Saturday, July 16, 2011

It's Always the Windows

It’s always the windows, or so it seems.  There is no denying that the design and quality of windows play a huge role in the appearance of a building exterior.  They are both functional (who abhors natural light?) and character-defining.  Take any building, of any style, and fill the windows with wall and you will almost certainly destroy its character.  Sure, it’ll also be more energy efficient (windows, for all their positive attributes simply aren’t.  Period), but that’s another rant.

I have been writing about the re-creation of the long lost transom panels from the 1910-11 Sparta Building in Medford but there is another project, at the opposite end of I-5, that is looking to return a building full of windows to their original, historic, 1945 glory, of a much different, if still important, type.  Famed Portland architect Richard Sundeleaf designed the streamlined building at 300 NW 14th for the General Electric Supply Corporation Building with 15-light industrial steel sash windows creating two complex bands of natural light along all three exterior elevations (the building has a party wall to the north).  In 1980 Sundeleaf, perhaps against his own better judgement, oversaw the remodel (remuddle?) of the building that infilled the entire bottom band with CMU and replaced the operable windows panels on the upper floor with fixed glass panels.  Tinted ones.  Sorry, Mr. Sundeleaf, but WHAT were you thinking?

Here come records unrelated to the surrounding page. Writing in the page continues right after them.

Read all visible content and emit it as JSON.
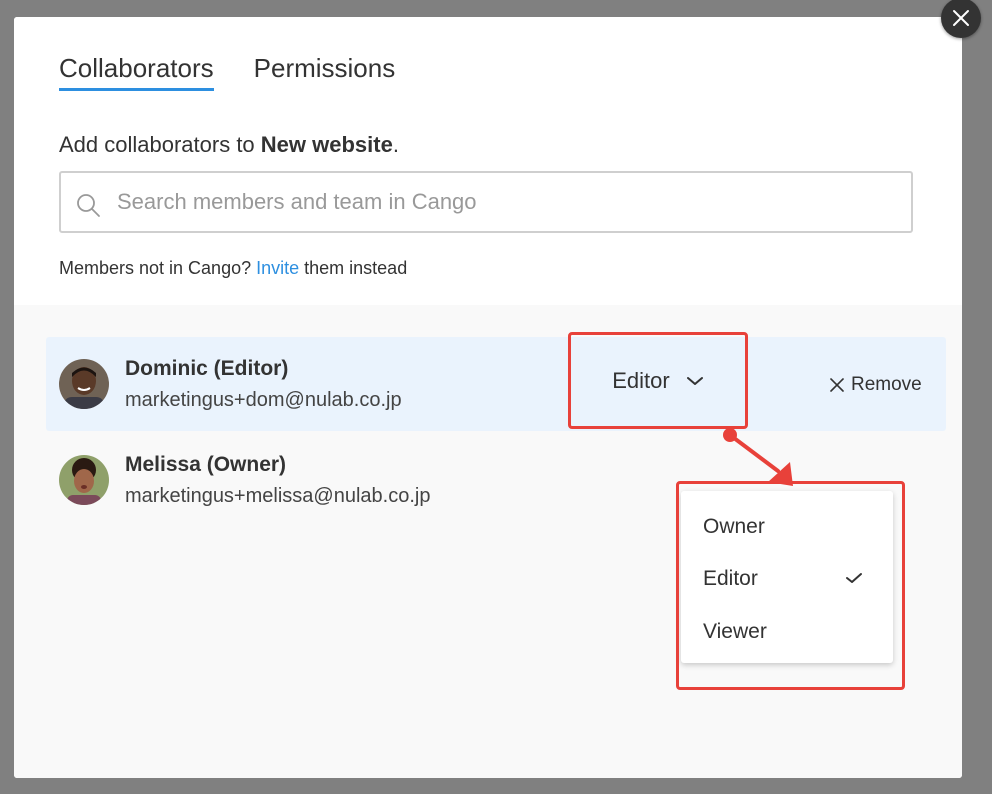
{
  "dialog": {
    "tabs": [
      {
        "label": "Collaborators",
        "active": true
      },
      {
        "label": "Permissions",
        "active": false
      }
    ],
    "intro_prefix": "Add collaborators to ",
    "intro_project": "New website",
    "intro_suffix": ".",
    "search": {
      "placeholder": "Search members and team in Cango",
      "value": ""
    },
    "invite_note": {
      "prefix": "Members not in Cango? ",
      "link": "Invite",
      "suffix": " them instead"
    }
  },
  "collaborators": [
    {
      "name": "Dominic (Editor)",
      "email": "marketingus+dom@nulab.co.jp",
      "role": "Editor",
      "remove_label": "Remove"
    },
    {
      "name": "Melissa (Owner)",
      "email": "marketingus+melissa@nulab.co.jp"
    }
  ],
  "role_dropdown": {
    "options": [
      "Owner",
      "Editor",
      "Viewer"
    ],
    "selected": "Editor"
  },
  "colors": {
    "accent": "#2d8fe0",
    "annotation": "#e8413a",
    "row_highlight": "#eaf3fd"
  },
  "icons": [
    "close-icon",
    "search-icon",
    "chevron-down-icon",
    "x-icon",
    "check-icon"
  ]
}
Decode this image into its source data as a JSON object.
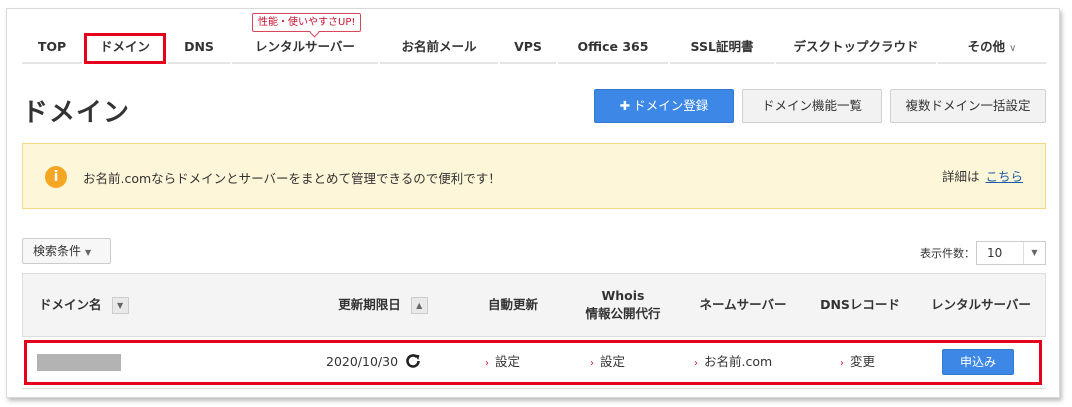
{
  "nav": {
    "items": [
      {
        "label": "TOP"
      },
      {
        "label": "ドメイン"
      },
      {
        "label": "DNS"
      },
      {
        "label": "レンタルサーバー"
      },
      {
        "label": "お名前メール"
      },
      {
        "label": "VPS"
      },
      {
        "label": "Office 365"
      },
      {
        "label": "SSL証明書"
      },
      {
        "label": "デスクトップクラウド"
      },
      {
        "label": "その他"
      }
    ],
    "selected_index": 1,
    "badge": "性能・使いやすさUP!"
  },
  "header": {
    "title": "ドメイン",
    "register_button": "ドメイン登録",
    "features_button": "ドメイン機能一覧",
    "bulk_button": "複数ドメイン一括設定"
  },
  "notice": {
    "icon": "i",
    "text": "お名前.comならドメインとサーバーをまとめて管理できるので便利です！",
    "detail_label": "詳細は",
    "detail_link": "こちら"
  },
  "filters": {
    "search_label": "検索条件",
    "count_label": "表示件数：",
    "count_value": "10"
  },
  "table": {
    "headers": {
      "domain": "ドメイン名",
      "expiry": "更新期限日",
      "auto_renew": "自動更新",
      "whois_line1": "Whois",
      "whois_line2": "情報公開代行",
      "nameserver": "ネームサーバー",
      "dns_record": "DNSレコード",
      "rental_server": "レンタルサーバー"
    },
    "rows": [
      {
        "domain": "",
        "expiry": "2020/10/30",
        "auto_renew": "設定",
        "whois": "設定",
        "nameserver": "お名前.com",
        "dns_record": "変更",
        "rental_server": "申込み"
      }
    ]
  },
  "colors": {
    "accent_red": "#e5001b",
    "primary_blue": "#3d88e6",
    "notice_bg": "#fdf6d8",
    "info_orange": "#f5a623"
  }
}
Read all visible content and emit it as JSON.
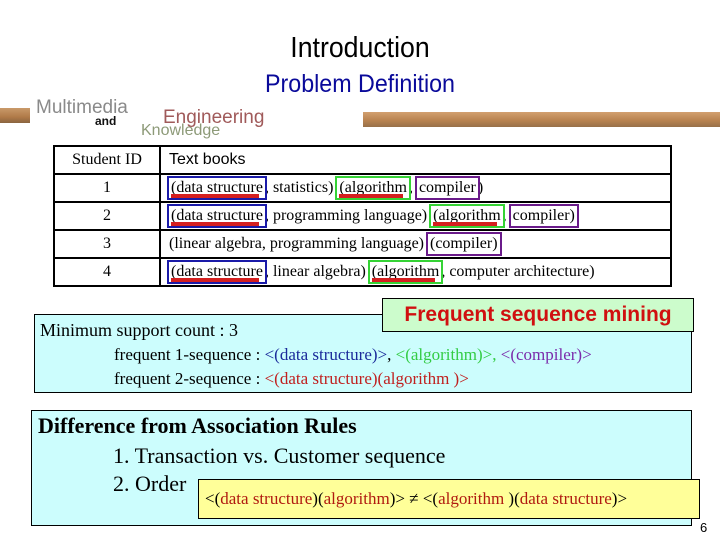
{
  "slide": {
    "title": "Introduction",
    "subtitle": "Problem Definition",
    "page_number": "6"
  },
  "logo": {
    "line1": "Multimedia",
    "line2": "and",
    "line3": "Engineering",
    "line4": "Knowledge"
  },
  "table": {
    "headers": [
      "Student ID",
      "Text books"
    ],
    "rows": [
      {
        "id": "1",
        "parts": [
          "(data structure",
          ", statistics) ",
          "(algorithm",
          ", ",
          "compiler",
          ")"
        ]
      },
      {
        "id": "2",
        "parts": [
          "(data structure",
          ", programming language) ",
          "(algorithm",
          ", ",
          "compiler)",
          ""
        ]
      },
      {
        "id": "3",
        "parts": [
          "(linear algebra, programming language) ",
          "(compiler)"
        ]
      },
      {
        "id": "4",
        "parts": [
          "(data structure",
          ", linear algebra) ",
          "(algorithm",
          ", computer architecture)"
        ]
      }
    ]
  },
  "frequent": {
    "label": "Frequent sequence mining",
    "min_support": "Minimum support count : 3",
    "seq1_label": "frequent 1-sequence : ",
    "seq1_items": [
      "<(data structure)>",
      ", ",
      "<(algorithm)>",
      ", ",
      "<(compiler)>"
    ],
    "seq2_label": "frequent 2-sequence : ",
    "seq2_value": "<(data structure)(algorithm )>",
    "colors": {
      "data_structure": "#1a2a9a",
      "algorithm": "#33cc44",
      "compiler": "#7a2aaa",
      "two_seq": "#c0201f"
    }
  },
  "difference": {
    "title": "Difference from Association Rules",
    "item1": "1. Transaction vs. Customer sequence",
    "item2": "2. Order",
    "order_example": {
      "p1": "<(",
      "p2": "data structure",
      "p3": ")(",
      "p4": "algorithm",
      "p5": ")> ≠ <(",
      "p6": "algorithm",
      "p7": " )(",
      "p8": "data structure",
      "p9": ")>"
    }
  },
  "highlight_colors": {
    "data_structure_box": "#1a1aa8",
    "algorithm_box": "#35d335",
    "compiler_box": "#6a1a8a",
    "underline": "#d41f1f"
  }
}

Cut to owners are in the planning process to entirely remove the existing ugly and replace it with custom manufactured, 15-light, steel sash, industrial windows on both the upper and lower floors.  Two strong, visually dense, bands of windows in place of the current 'single-story on a pedestal look"  will re-establish the character of the exterior.

Windows.  It’s always the windows.  In this case returning them to their original appearance and design will be a positive change for the corner, for the client, and for the history of the building.  I'd like to think, Mr. Sundeleaf would be pleased.